ASHINGTON -- Misadvised by a frustrated and panic-stricken attorney general, a president of the United States has just assumed what amounts to dictatorial power to jail or execute aliens. Intimidated by terrorists and inflamed by a passion for rough justice, we are letting George W. Bush get away with the replacement of the American rule of law with military kangaroo courts.
In his infamous emergency order, Bush admits to dismissing "the principles of law and the rules of evidence" that undergird America's system of justice. He seizes the power to circumvent the courts and set up his own drumhead tribunals — panels of officers who will sit in judgment of non-citizens who the president need only claim "reason to believe" are members of terrorist organizations.
What Price Patriotism? / The new USA Patriot Act treads upon the same freedoms it purports to protect I hope that the USA Patriot Act will be used wisely and carefully and rarely, because as much as any of the freedoms we're over there bombing Afghanistan and cutting off bank accounts to protect, the right to privacy is certainly one of them. We shouldn't have to cross our fingers and hope we can keep it safe from our very own elected representative government.

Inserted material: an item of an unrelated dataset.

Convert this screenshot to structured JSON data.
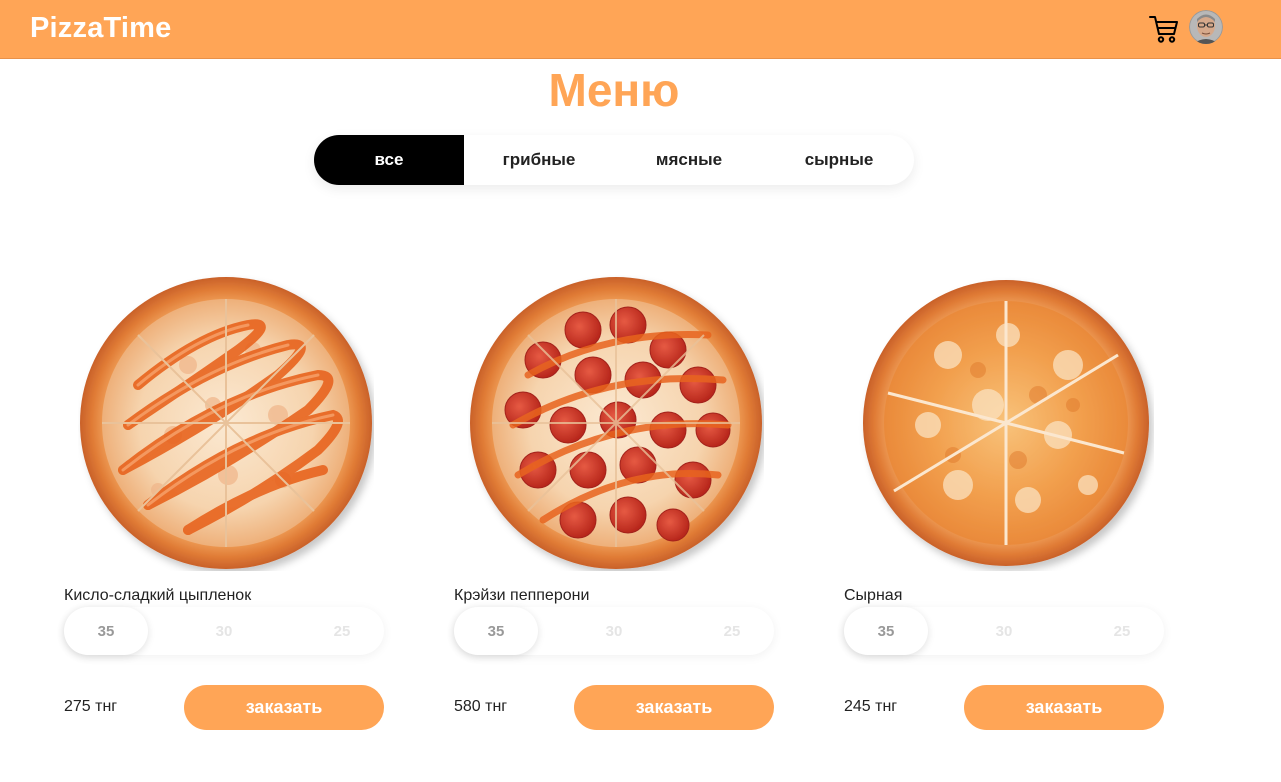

EXTRAORDINARY TIMES: SECRET GOVERNMENT (PART I) Whatever the threat of these times -- and it is both great and mysterious -- the Bush administration, with significant help from Congress, is using it to rewrite American law and tradition. The new rules make it easier to conduct wiretaps and searches of homes, detain and deport people accused of nothing, and monitor conversations between suspects and their lawyers. Such things merit debate.
The president also, on Nov. 1, signed an executive order giving himself the power to prevent historians and others from ever inspecting any of the records of recent presidents, including himself. He now has complete control over what we will officially know or not know about what the U.S. government is doing in our name in this extraordinary time.